The other day on Twitter, Ashe mentioned that a new film he wanted to see was getting a limited theatrical release. For the first time in ages, this film was playing closer to him than anywhere near me, so I tossed out any idea I may have had of seeing it. Then, on the way home from a trip to Connecticut, I decided to look it up again. I got lucky: Snowpiercer was playing only two miles out of my way, and would start right when I could get there. I took it as a sign, and made my way to the theatre. I had no idea where this train ride was going to take me, and, frankly, after all is said and done, I’m still not entirely sure what to think about it.
Seventeen years ago Earth experienced its second ice age. Everything on the planet died, and now, if one went outside, he or she would instantly freeze. The only survivors left live on a train. This train constantly runs, and each car is a different experience. The front is where Wilfred runs the engine. He’s basically the “leader”. The back of the train is essentially the slums. This is where Curtis (Chris Evans) lives, and where he is planning to revolt. See, the people live on protein bars, which are rationed out daily, and used for bartering. It’s their only source of food, while the rich – as the story on the train is told – in the upper cars get to dine on steaks.
The first problem I have with Snowpiercer is that it relies entirely on the viewer simply believing everything that these characters say, even when it makes no sense, and causes plot holes. Over think Snowpiercer and you’ll soon realize that the plot holes are actually going to be the twists for the big finale, and where does that leave you?

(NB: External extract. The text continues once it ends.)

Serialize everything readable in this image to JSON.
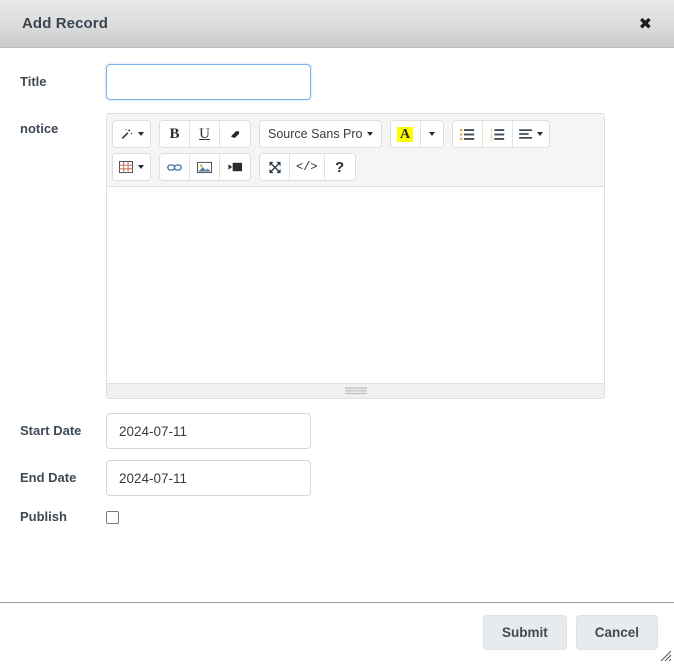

Tilda Swinton has to be the craziest actress ever. She picks the weirdest roles, and just delivers the crazy on every level. She plays the middleman for Wilfred when he needs to convey information to the slum train car. She controls the “police”, and runs a tight ship. Everyone really just goes for it in this film, and I don’t know where Chris Evans learned to act between Not Another Teen Movie and this (he’s just okay in the Captain America films), but kudos to his acting coach because he delivers a great, emotional performance here.
Joon-ho Bong writes and directs Snowpiercer, which is based off of a graphic novel. I know of him from the Korean monster flick, The Host, not to be confused with the Stephanie Meyers Invasion of the Body Snatchers rip-off. I didn’t care for The Host that much, and never understood the whole buzz around it. One thing is for sure, though: he is definitely a fan of Terry Gilliam because as we advance in each car, we get a new, wild theme, which almost makes the middle act of the film feel like a fever dream.
Bong delivers some fast-paced, crazy action, and the finale uses a few great long distance shots to show the action happening in the background. Sadly, the CGI isn’t up to snuff, and a number of things look a little too fake, with the train being the main culprit. I know that Bong fought with the Weinstein Company over edits they wanted to make, which would have brought the film down to a 100-minute runtime. While I’m glad he won out in the end, the film could have used editing to help some of the pacing issues in the middle act. The action comes to a dead halt at times for two characters to have a nice, long-winded heart to heart.
While Snowpiercer offers a few interesting ideas, the problems all stem from the fact that if the viewer over thinks anything, it falls apart. This is a shame because if a few lines had been changed a number of twists wouldn’t have been so obvious. After the film ended, I couldn’t decide if I liked it or not. Now, though, I’m fairly certain I enjoyed it for the most part, but I don’t think Snowpiercer offers anything that would make me want to revisit it again in the future.